I don't think 29 days would be a problem. Has a lender told you it isn't possible? I'd ask one or more lenders to confirm. If they can do 29 days, then great, no issues. (This is my expectation.)
Update: I just asked a friend of mine who is a mortgage broker in Illinois what's the fastest he could do, and he said 15-20 days. So call some brokers ASAP.
But for the sake of this question, let's explore what happens if they can't, and the loan closing date will be, say, 30 days from now, then you could simply ask the seller if they could push the closing by a day. (I'd expect that to be OK too, though I could be wrong in a hot market and if the seller already regrets taking your offer for some reason.)
If the seller won't budge, then you simply have to weigh these options:

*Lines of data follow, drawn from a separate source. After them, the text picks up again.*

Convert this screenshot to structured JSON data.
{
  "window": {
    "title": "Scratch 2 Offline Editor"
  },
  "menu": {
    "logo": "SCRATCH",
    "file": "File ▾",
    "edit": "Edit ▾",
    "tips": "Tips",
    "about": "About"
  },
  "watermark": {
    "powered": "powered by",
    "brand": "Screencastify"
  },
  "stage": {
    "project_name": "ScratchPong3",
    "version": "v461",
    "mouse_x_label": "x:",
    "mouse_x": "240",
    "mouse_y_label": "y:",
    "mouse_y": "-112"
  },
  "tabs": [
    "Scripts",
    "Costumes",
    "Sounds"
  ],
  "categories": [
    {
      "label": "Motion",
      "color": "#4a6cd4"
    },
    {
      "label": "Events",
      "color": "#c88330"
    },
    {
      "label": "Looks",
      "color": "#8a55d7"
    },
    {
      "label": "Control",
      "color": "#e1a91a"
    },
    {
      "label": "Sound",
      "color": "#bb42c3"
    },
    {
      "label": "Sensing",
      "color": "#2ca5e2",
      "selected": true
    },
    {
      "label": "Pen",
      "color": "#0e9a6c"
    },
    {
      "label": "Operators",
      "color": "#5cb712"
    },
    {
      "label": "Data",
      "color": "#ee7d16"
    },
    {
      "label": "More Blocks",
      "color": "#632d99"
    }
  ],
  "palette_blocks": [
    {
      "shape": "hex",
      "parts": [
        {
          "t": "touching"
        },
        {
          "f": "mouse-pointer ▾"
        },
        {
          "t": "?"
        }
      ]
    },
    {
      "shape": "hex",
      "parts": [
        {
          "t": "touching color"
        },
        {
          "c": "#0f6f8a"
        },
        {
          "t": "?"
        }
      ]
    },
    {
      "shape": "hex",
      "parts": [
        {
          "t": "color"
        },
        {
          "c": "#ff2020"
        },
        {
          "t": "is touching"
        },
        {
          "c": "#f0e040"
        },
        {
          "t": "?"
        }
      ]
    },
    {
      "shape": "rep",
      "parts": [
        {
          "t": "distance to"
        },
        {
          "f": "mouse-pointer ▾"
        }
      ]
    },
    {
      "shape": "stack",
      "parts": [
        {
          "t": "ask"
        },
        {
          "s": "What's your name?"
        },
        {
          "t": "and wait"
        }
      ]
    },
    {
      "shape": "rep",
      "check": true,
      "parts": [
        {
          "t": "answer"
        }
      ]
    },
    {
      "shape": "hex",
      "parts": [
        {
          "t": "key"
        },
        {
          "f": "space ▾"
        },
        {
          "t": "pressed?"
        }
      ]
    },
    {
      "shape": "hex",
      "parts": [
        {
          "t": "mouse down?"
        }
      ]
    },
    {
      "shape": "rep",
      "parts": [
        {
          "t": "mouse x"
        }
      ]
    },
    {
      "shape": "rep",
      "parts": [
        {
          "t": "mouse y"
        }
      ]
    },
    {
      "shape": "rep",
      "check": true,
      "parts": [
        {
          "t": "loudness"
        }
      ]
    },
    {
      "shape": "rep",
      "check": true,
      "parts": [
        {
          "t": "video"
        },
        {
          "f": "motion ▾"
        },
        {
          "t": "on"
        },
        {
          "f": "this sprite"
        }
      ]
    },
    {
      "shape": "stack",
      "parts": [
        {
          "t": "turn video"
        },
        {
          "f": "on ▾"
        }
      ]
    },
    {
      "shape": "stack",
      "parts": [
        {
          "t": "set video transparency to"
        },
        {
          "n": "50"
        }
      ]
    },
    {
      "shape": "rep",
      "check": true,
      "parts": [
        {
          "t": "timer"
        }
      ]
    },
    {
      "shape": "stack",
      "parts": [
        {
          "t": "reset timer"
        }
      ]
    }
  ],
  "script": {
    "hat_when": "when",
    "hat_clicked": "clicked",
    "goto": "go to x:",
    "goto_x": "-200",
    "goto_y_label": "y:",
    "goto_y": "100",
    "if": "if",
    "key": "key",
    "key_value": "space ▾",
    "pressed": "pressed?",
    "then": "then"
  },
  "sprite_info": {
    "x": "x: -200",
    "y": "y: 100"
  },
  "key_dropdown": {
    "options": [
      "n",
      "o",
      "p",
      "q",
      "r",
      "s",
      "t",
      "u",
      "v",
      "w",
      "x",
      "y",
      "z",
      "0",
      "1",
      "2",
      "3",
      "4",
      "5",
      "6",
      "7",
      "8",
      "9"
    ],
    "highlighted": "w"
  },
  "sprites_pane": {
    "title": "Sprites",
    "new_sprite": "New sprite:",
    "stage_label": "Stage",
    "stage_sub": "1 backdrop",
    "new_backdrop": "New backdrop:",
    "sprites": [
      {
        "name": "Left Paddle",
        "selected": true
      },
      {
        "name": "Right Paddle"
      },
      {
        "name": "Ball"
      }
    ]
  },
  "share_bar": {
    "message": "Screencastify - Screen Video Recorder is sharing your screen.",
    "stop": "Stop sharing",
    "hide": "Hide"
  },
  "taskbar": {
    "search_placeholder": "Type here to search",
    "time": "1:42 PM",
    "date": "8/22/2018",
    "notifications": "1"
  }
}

- Sell some stock (approximately 105 worth*) for a few days, and potentially buy the same stocks right back (or buy something else!)
- Pay 50 to avoid doing #1, and lose the house.
The cost of choosing #1 is going to be highly dependent on your personal situation. Are your stocks currently at a loss or a gain? Would the wash sale rule apply if you don't wait 30 days? But whatever that cost is, it seems unlikely to add up to nearly half the value of the stock you need to sell. (You're comparing selling 105 units vs losing 50 units).
There is another option too:
- Borrow the 105 from somewhere else as a short term loan. The interest will be negligible and even if there is an origination fee it still may be cheaper than options 1 or 2 (as long as there isn't a pre-payment penalty). I've actually done this before. I once borrowed $30K as a term loan (that had no origination fees), and paid it off about a week later. I did it because I had a rare 0% interest with 0% fee balance transfer credit card offer for 18 months that could only pay off an existing loan. So I took out the loan, paid it off with the CC and threw the money into a high yield savings account for 18 months. Between the interest and the deposit bonus I think it ended up profiting $1000 for this rare sort of arbitrage. (Though I had to pay taxes on it so the true profit was less than that, but it was kind of fun...)
Side note: if you end up in the worst case scenario, hiring an attorney who can help you push the closing date may be cheaper than either of your other options.
*I'm calculating 105 based on home price (1000) minus cash reserves (835) minus escrow already paid towards down payment (50). 1000-835-50 = 105.